Sacramento Report


End of Session – The 2015 Legislative year concluded on September 11th with the Governor finishing his work with signing or vetoing bills on October 11th.  In terms of the Governor’s signing or vetoing legislation, 2015 was his second highest percentage (14%) of bills vetoed out of 941 bills considered.  His current veto average for the last five years is 12.9% versus 4.63% for his first two terms in office during the mid 70s to early 80s.


This year’s end of session saw some significant legislation passing, while other important issues remained on hold.  SB 350 related to climate change passed albeit one of the key provisions related to reductions in petroleum had to be removed due to opposition from the oil industry.  Speaking of the oil industry, recent filings showed the level of expenditures that occurred related to SB 350.  The top lobbyist employer based on expenditures from July 1 to Sept. 30 was Western States Petroleum Association at $6,750,666.60.  Within the top ten expenditures by lobbyist employers, two were other oil companies, Chevron and Phillips 66 Company.  Other bills that passed in 2015 were related to regulation of marijuana and redevelopment, while bills related to climate change such as SB 32, or expenditure plan for Cap and Trade funds did not reach completion.  Additionally, the Governor called two special sessions – one session related transportation and the other related to healthcare.  Neither special session was able to complete its work during the 2015 session and both have continued on through the interim and will likely be active in the 2016 session.  There have been informational hearings held this fall as part of the transportation special session but no concrete proposal that would be able to garner a 2/3 vote.

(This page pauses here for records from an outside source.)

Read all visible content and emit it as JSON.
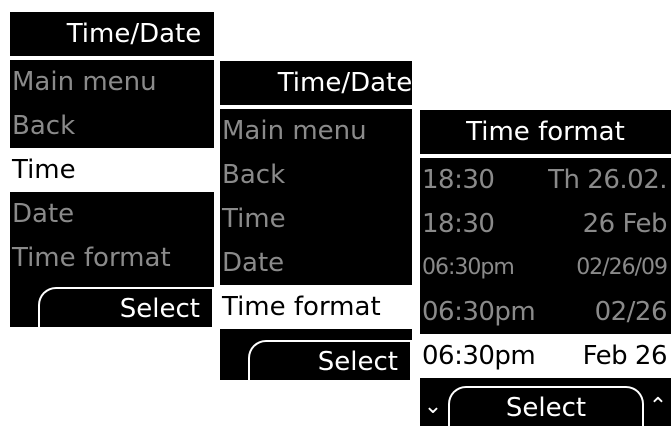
{
  "screens": [
    {
      "title": "Time/Date",
      "items": [
        {
          "label": "Main menu"
        },
        {
          "label": "Back"
        },
        {
          "label": "Time",
          "selected": true
        },
        {
          "label": "Date"
        },
        {
          "label": "Time format"
        }
      ],
      "softkey": "Select"
    },
    {
      "title": "Time/Date",
      "items": [
        {
          "label": "Main menu"
        },
        {
          "label": "Back"
        },
        {
          "label": "Time"
        },
        {
          "label": "Date"
        },
        {
          "label": "Time format",
          "selected": true
        }
      ],
      "softkey": "Select"
    },
    {
      "title": "Time format",
      "items": [
        {
          "time": "18:30",
          "date": "Th 26.02."
        },
        {
          "time": "18:30",
          "date": "26 Feb"
        },
        {
          "time": "06:30pm",
          "date": "02/26/09"
        },
        {
          "time": "06:30pm",
          "date": "02/26"
        },
        {
          "time": "06:30pm",
          "date": "Feb 26",
          "selected": true
        }
      ],
      "softkey": "Select",
      "scroll_down_icon": "chevron-down-icon",
      "scroll_up_icon": "chevron-up-icon"
    }
  ],
  "colors": {
    "background": "#000000",
    "text_selected": "#000000",
    "highlight": "#ffffff",
    "text_normal": "#8a8a8a"
  }
}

2016 Legislative Session – The Legislature will reconvene on January 4th, 2016 and will immediately begin work on Legislative matters that are still pending in their first house or house of origin.  These measures are called “two-year” bills and the Legislature will have until the end of January to move these two-year bills onto the second house or the measures will be considered dead for the rest of the 2016 Legislative year.


Given the action that will be occurring immediately in January with two-year bills, we will be sending a list of bills and positions so that we can make sure everything is ready for the committee hearings that will begin in early January.  Please review this list and ensure that it reflects all the bills being tracked and the correct positions.  We will also reach out to coordinate a time for a meeting to talk about the year ahead and your priorities.